## Exercise instructions
Reproduce the records below; each should match the original exactly.

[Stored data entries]
________

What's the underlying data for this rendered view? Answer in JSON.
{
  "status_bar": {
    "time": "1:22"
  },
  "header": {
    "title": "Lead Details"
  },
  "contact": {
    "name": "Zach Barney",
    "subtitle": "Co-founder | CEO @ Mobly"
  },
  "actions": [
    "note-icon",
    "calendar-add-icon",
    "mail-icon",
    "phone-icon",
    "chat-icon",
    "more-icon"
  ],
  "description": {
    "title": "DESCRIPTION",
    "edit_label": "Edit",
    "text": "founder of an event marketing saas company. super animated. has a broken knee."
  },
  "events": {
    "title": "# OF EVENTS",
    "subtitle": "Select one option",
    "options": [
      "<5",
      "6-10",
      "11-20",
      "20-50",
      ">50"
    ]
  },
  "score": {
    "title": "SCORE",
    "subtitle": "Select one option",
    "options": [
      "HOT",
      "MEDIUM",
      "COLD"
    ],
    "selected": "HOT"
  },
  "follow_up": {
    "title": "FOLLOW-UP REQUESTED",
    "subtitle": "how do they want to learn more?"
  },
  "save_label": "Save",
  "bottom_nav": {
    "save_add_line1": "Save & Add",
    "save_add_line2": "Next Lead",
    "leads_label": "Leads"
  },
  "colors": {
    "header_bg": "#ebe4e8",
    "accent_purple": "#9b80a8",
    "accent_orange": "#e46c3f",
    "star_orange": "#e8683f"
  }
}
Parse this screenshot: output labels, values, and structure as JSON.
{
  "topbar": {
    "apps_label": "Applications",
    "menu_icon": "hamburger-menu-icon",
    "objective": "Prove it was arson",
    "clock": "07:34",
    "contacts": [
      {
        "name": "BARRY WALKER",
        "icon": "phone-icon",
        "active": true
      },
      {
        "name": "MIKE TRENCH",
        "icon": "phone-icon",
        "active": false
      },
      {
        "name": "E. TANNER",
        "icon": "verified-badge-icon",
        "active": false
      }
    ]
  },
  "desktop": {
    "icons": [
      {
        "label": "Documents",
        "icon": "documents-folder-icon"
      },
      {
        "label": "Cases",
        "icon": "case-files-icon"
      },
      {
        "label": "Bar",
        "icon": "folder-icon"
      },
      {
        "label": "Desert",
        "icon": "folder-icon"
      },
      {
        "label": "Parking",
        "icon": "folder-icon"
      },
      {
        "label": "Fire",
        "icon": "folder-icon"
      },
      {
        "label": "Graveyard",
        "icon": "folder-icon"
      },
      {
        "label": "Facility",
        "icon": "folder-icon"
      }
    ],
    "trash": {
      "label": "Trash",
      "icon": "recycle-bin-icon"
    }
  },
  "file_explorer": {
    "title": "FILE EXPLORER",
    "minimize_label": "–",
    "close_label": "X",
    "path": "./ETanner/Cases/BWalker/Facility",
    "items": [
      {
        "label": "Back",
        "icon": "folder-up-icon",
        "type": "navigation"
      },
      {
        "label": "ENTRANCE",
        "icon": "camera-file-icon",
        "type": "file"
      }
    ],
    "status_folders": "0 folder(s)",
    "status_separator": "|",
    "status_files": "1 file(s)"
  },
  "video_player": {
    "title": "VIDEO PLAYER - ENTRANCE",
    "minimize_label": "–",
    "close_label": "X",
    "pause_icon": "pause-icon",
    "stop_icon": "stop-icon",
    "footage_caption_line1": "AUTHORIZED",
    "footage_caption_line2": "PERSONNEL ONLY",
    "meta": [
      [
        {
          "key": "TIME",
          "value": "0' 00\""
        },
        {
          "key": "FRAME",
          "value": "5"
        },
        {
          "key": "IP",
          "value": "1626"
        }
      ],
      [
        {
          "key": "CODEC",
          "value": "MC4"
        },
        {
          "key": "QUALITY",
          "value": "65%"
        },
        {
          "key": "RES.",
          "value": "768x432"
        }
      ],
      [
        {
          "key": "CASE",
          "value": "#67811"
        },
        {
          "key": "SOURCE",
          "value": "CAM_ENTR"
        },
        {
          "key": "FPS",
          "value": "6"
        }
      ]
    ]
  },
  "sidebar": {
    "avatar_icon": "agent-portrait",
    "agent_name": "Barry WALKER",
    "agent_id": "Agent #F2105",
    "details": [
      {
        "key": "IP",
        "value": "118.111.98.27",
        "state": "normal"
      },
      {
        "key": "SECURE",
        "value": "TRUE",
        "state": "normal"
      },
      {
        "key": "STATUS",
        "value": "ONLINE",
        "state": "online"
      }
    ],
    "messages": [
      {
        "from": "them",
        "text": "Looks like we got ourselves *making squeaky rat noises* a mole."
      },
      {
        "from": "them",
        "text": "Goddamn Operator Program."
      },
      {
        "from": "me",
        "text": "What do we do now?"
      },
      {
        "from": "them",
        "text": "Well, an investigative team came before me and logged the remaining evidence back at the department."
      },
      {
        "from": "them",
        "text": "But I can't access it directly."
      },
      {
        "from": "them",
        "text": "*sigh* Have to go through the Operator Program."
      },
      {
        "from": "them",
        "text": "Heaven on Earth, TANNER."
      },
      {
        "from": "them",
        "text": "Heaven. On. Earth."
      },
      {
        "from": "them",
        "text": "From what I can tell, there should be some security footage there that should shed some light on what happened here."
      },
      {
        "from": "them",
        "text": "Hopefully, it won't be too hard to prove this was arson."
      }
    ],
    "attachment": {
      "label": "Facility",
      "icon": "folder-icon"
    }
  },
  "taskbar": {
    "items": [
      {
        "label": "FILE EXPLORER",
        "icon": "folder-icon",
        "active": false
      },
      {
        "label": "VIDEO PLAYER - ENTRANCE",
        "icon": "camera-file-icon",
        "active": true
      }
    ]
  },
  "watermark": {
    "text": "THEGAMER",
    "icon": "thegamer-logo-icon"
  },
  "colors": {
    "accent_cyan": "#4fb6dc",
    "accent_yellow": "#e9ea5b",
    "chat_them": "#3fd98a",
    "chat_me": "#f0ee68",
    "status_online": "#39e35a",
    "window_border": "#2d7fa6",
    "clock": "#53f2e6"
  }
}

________

## Task result
What's the underlying data for this rendered view? Answer in JSON.
{
  "status_bar": {
    "time": "1:22"
  },
  "header": {
    "title": "Lead Details"
  },
  "contact": {
    "name": "Zach Barney",
    "subtitle": "Co-founder | CEO @ Mobly"
  },
  "actions": [
    "note-icon",
    "calendar-add-icon",
    "mail-icon",
    "phone-icon",
    "chat-icon",
    "more-icon"
  ],
  "description": {
    "title": "DESCRIPTION",
    "edit_label": "Edit",
    "text": "founder of an event marketing saas company. super animated. has a broken knee."
  },
  "events": {
    "title": "# OF EVENTS",
    "subtitle": "Select one option",
    "options": [
      "<5",
      "6-10",
      "11-20",
      "20-50",
      ">50"
    ]
  },
  "score": {
    "title": "SCORE",
    "subtitle": "Select one option",
    "options": [
      "HOT",
      "MEDIUM",
      "COLD"
    ],
    "selected": "HOT"
  },
  "follow_up": {
    "title": "FOLLOW-UP REQUESTED",
    "subtitle": "how do they want to learn more?"
  },
  "save_label": "Save",
  "bottom_nav": {
    "save_add_line1": "Save & Add",
    "save_add_line2": "Next Lead",
    "leads_label": "Leads"
  },
  "colors": {
    "header_bg": "#ebe4e8",
    "accent_purple": "#9b80a8",
    "accent_orange": "#e46c3f",
    "star_orange": "#e8683f"
  }
}
Parse this screenshot: output labels, values, and structure as JSON.
{
  "topbar": {
    "apps_label": "Applications",
    "menu_icon": "hamburger-menu-icon",
    "objective": "Prove it was arson",
    "clock": "07:34",
    "contacts": [
      {
        "name": "BARRY WALKER",
        "icon": "phone-icon",
        "active": true
      },
      {
        "name": "MIKE TRENCH",
        "icon": "phone-icon",
        "active": false
      },
      {
        "name": "E. TANNER",
        "icon": "verified-badge-icon",
        "active": false
      }
    ]
  },
  "desktop": {
    "icons": [
      {
        "label": "Documents",
        "icon": "documents-folder-icon"
      },
      {
        "label": "Cases",
        "icon": "case-files-icon"
      },
      {
        "label": "Bar",
        "icon": "folder-icon"
      },
      {
        "label": "Desert",
        "icon": "folder-icon"
      },
      {
        "label": "Parking",
        "icon": "folder-icon"
      },
      {
        "label": "Fire",
        "icon": "folder-icon"
      },
      {
        "label": "Graveyard",
        "icon": "folder-icon"
      },
      {
        "label": "Facility",
        "icon": "folder-icon"
      }
    ],
    "trash": {
      "label": "Trash",
      "icon": "recycle-bin-icon"
    }
  },
  "file_explorer": {
    "title": "FILE EXPLORER",
    "minimize_label": "–",
    "close_label": "X",
    "path": "./ETanner/Cases/BWalker/Facility",
    "items": [
      {
        "label": "Back",
        "icon": "folder-up-icon",
        "type": "navigation"
      },
      {
        "label": "ENTRANCE",
        "icon": "camera-file-icon",
        "type": "file"
      }
    ],
    "status_folders": "0 folder(s)",
    "status_separator": "|",
    "status_files": "1 file(s)"
  },
  "video_player": {
    "title": "VIDEO PLAYER - ENTRANCE",
    "minimize_label": "–",
    "close_label": "X",
    "pause_icon": "pause-icon",
    "stop_icon": "stop-icon",
    "footage_caption_line1": "AUTHORIZED",
    "footage_caption_line2": "PERSONNEL ONLY",
    "meta": [
      [
        {
          "key": "TIME",
          "value": "0' 00\""
        },
        {
          "key": "FRAME",
          "value": "5"
        },
        {
          "key": "IP",
          "value": "1626"
        }
      ],
      [
        {
          "key": "CODEC",
          "value": "MC4"
        },
        {
          "key": "QUALITY",
          "value": "65%"
        },
        {
          "key": "RES.",
          "value": "768x432"
        }
      ],
      [
        {
          "key": "CASE",
          "value": "#67811"
        },
        {
          "key": "SOURCE",
          "value": "CAM_ENTR"
        },
        {
          "key": "FPS",
          "value": "6"
        }
      ]
    ]
  },
  "sidebar": {
    "avatar_icon": "agent-portrait",
    "agent_name": "Barry WALKER",
    "agent_id": "Agent #F2105",
    "details": [
      {
        "key": "IP",
        "value": "118.111.98.27",
        "state": "normal"
      },
      {
        "key": "SECURE",
        "value": "TRUE",
        "state": "normal"
      },
      {
        "key": "STATUS",
        "value": "ONLINE",
        "state": "online"
      }
    ],
    "messages": [
      {
        "from": "them",
        "text": "Looks like we got ourselves *making squeaky rat noises* a mole."
      },
      {
        "from": "them",
        "text": "Goddamn Operator Program."
      },
      {
        "from": "me",
        "text": "What do we do now?"
      },
      {
        "from": "them",
        "text": "Well, an investigative team came before me and logged the remaining evidence back at the department."
      },
      {
        "from": "them",
        "text": "But I can't access it directly."
      },
      {
        "from": "them",
        "text": "*sigh* Have to go through the Operator Program."
      },
      {
        "from": "them",
        "text": "Heaven on Earth, TANNER."
      },
      {
        "from": "them",
        "text": "Heaven. On. Earth."
      },
      {
        "from": "them",
        "text": "From what I can tell, there should be some security footage there that should shed some light on what happened here."
      },
      {
        "from": "them",
        "text": "Hopefully, it won't be too hard to prove this was arson."
      }
    ],
    "attachment": {
      "label": "Facility",
      "icon": "folder-icon"
    }
  },
  "taskbar": {
    "items": [
      {
        "label": "FILE EXPLORER",
        "icon": "folder-icon",
        "active": false
      },
      {
        "label": "VIDEO PLAYER - ENTRANCE",
        "icon": "camera-file-icon",
        "active": true
      }
    ]
  },
  "watermark": {
    "text": "THEGAMER",
    "icon": "thegamer-logo-icon"
  },
  "colors": {
    "accent_cyan": "#4fb6dc",
    "accent_yellow": "#e9ea5b",
    "chat_them": "#3fd98a",
    "chat_me": "#f0ee68",
    "status_online": "#39e35a",
    "window_border": "#2d7fa6",
    "clock": "#53f2e6"
  }
}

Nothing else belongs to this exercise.